More than 6,000 deliveries are performed at Cedars-Sinai annually. The Cedars-Sinai Department of Obstetrics and Gynecology is dedicated to providing high quality patient care, and tracks a number of measures to support this effort. A limited set of quality data is submitted to The Joint Commission on a quarterly basis and made available to the public. View the most current information submitted to The Joint Commission. Performance across additional measures tracked by Cedars-Sinai is shared below.
These measures include:
- Safe and effective care during the delivery
- Pain management
- Patient satisfaction
- Exclusive breastfeeding
When a woman delivers a baby vaginally there are fewer possible complications for both mother and child. In some circumstances, it is necessary to intervene with surgery by delivering the baby using a cesarean section.
If this occurs during a woman's first pregnancy, it is considered a primary cesarean delivery, and it puts the woman at increased risk for complications in future pregnancies (such as repeat cesarean delivery). Hence, a quality goal is to have a low percentage of first births by cesarean section (low primary cesarean rate).
Sometimes during labor and delivery, the obstetrician will do a surgical procedure called an episiotomy. The obstetrician makes an incision to widen the vaginal opening to make it easier for the baby's head to come through. At Cedars-Sinai, the goal is to have a low rate of episiotomies because they can increase the risk of nearby tissue tearing (third or fourth degree lacerations). Low percentages of these types of lacerations are an indicator of quality of care as the tearing can increase the risk of complications.
|Quality Measures for Delivery Care||Cedars-Sinai 2015||Nationally|
|Number of women having their first cesarean section among all women who did not have a prior cesarean section (primary cesarean rate).*||23.4%||25.9%1|
|Total number of women having a cesarean (either a primary or a repeat cesarean)||33.2%||32.8%2|
|Percentage of women who successfully deliver vaginally after having once had a cesarean (VBAC)||12.2%||9.2%2|
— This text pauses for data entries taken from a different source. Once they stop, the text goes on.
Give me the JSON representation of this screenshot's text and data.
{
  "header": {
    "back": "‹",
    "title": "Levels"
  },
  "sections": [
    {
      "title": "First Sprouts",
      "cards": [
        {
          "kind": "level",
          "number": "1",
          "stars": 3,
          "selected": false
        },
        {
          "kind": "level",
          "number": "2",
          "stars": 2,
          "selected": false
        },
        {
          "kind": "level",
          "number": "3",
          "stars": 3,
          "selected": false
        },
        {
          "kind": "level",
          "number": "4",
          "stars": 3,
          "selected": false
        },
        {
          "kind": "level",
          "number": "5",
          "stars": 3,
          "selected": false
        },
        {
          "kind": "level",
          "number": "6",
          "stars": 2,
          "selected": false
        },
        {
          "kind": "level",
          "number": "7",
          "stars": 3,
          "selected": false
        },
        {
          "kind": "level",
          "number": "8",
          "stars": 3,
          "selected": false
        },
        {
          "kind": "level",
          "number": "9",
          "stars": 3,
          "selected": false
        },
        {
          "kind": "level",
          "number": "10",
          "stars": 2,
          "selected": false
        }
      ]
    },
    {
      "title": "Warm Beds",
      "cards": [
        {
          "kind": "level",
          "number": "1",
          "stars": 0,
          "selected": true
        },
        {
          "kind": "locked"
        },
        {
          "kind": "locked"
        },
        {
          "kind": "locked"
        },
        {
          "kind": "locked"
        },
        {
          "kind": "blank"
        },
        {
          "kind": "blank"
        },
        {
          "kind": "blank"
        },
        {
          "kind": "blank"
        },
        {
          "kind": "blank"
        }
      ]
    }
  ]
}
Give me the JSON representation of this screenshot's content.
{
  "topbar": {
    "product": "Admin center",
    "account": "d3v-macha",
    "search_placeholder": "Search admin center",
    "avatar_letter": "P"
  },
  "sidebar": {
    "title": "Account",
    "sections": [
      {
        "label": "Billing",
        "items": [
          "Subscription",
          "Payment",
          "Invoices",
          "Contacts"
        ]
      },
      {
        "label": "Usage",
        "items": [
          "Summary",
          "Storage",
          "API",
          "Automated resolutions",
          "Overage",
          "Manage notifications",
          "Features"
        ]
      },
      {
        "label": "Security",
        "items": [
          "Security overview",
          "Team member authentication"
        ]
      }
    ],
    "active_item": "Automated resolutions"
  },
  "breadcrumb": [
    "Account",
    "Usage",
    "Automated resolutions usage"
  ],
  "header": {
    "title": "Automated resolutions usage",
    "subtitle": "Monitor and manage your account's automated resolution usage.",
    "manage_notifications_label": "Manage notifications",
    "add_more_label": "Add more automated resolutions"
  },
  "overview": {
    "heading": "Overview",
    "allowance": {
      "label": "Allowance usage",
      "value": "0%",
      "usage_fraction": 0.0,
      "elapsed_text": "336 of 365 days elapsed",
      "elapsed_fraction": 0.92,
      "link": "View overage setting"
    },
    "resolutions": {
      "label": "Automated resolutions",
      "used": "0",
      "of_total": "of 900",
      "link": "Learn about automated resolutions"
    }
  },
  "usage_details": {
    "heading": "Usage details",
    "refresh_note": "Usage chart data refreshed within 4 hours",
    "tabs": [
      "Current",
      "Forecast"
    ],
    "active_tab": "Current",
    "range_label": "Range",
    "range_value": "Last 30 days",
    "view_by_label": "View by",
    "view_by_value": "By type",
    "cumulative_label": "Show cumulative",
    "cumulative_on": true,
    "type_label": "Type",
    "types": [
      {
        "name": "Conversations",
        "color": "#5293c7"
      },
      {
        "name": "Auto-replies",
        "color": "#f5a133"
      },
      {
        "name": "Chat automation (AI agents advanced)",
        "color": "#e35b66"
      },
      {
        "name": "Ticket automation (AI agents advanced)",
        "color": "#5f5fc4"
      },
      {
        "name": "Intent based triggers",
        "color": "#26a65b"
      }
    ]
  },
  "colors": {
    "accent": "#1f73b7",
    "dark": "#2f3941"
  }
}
|Percentage of women who have an episiotomy during delivery.
A low number is better than a higher one.
|Percentage of women who have a severe vaginal or rectal laceration (tear). These are known as third or fourth degree lacerations.||2.3%||3.25%|
View performance on additional measures reported to The Joint Commission (Early Elective Delivery, and Use of Antenatal Steroids for Preterm Deliveries).
Fear of a painful labor and delivery can cause some women anxiety about giving birth. In managing labor pain, an obstetrician has to weigh the benefits of less pain and anxiety during labor with the effects of the various pain management options on the mother and the infant.
Sensitivity and reactions to pain are highly individual. An important measure of the quality of care a pregnant woman received is her perception of how well her labor pains were managed during delivery. The chart below compares the responses of women who gave birth at Cedars-Sinai on a survey about the quality of care they received with the average responses of women surveyed by the Picker Institute.
The chart below compares the percentage of Cedars-Sinai patients who stated that they had the right amount of pain medicine compared to percentage of women delivering babies nationally, based on Picker scores.
Women who delivered babies at Cedars-Sinai were asked two questions about their experience as patients at the Medical Center:
- Overall rating of the care they received. The women were asked to rate their experience on a 10-point scale, with 10 being "best hospital possible."
- Willingness to recommend the hospital. The women were asked to rank the hospital on a 10-point scale, with 10 being "best hospital possible."
The chart below shows the percentage of women who rated the care they received during labor and delivery as 9 or 10.
The chart below shows patient rankings of Cedars-Sinai for obstetrical care compared to patient rankings nationwide.